Commonwealth Capital said its brands’ hourly wages are generally higher by about 10 per cent to 15 per cent during the festive season, but in a tight labour market, it is expected that not all vacancies will be filled.

To combat the manpower crunch, Dr Faizal said businesses may transform through digitalisation and automation, as well as reskilling workers to work with new technology.

At J&T Express, warehouse layout, sorting strategy and other processes were improved to boost productivity by 30 per cent in preparation for year-end sales, said Ms Yeung.

“At the end of the day, it is not just about hiring more hands on deck but also about maintaining a good balance between our manpower and efficiency levels,” she added.

Ninja Van Singapore commercial head Kooh Wee Hou said the logistics firm invests in technology such as parcel scanners that tell sorters where items should go and a route optimisation system so drivers deliver packages more efficiently.

“We hired roughly the same number of part-timers (in 2022) as our last festive season in 2021, despite parcel volume increment,” he added.

As the labour crunch persists, the increase in part-time salaries will likely continue.

Mr See Yang Foo, managing director and country head for workforce solutions provider Persolkelly Singapore, said employers will likely boost wages in 2023 to entice talent to join the retail sector.

“In the fast-moving consumer goods and retail sectors, retail businesses are dealing with a manpower crunch due to a shrinking pool of Singaporeans willing to work in the services sector,” he added.

Ms Lee Sin Yee, a fourth-year psychology undergraduate at Nanyang Technological University, has taken on part-time jobs since 2014.

“I wanted to be financially independent as much as possible, to be able to buy the things I like without having to ask for money from my parents,” she said.

The 24-year-old has had seven part-time jobs, such as server, warehouse worker and teacher.

Despite higher part-time salaries during the festive season that may even be doubled on public holidays, she will not take them up if they clash with school commitments such as inter-hall competitions.

She even took days off from working as a part-time teacher for a kindergarten enrichment programme, which pays $25 an hour, to take part in such school activities.

“The jobs don’t really appeal to me because they are usually looking for people to fill in at specific periods with fixed dates and timings.

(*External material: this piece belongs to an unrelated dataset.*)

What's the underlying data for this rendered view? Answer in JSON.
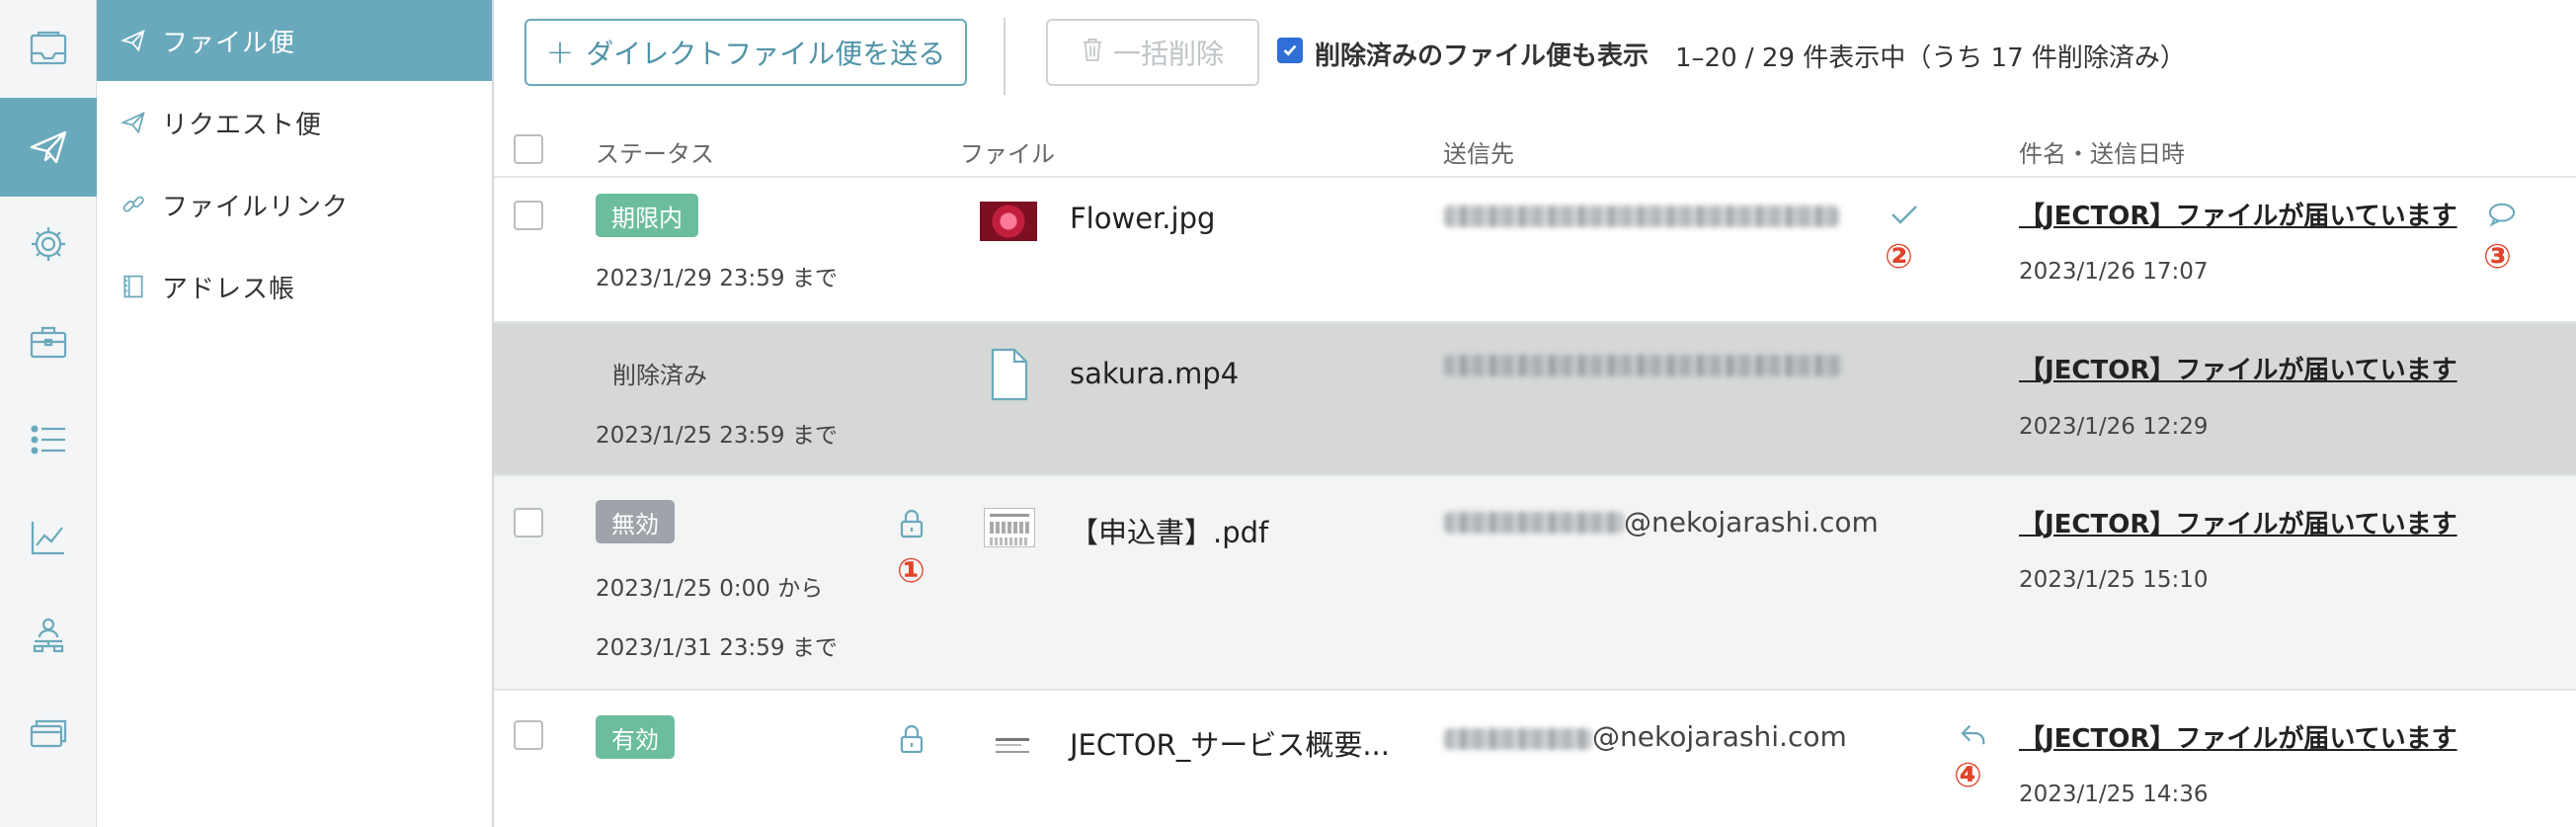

I prefer to have the flexibility to choose when I want to work,” she said.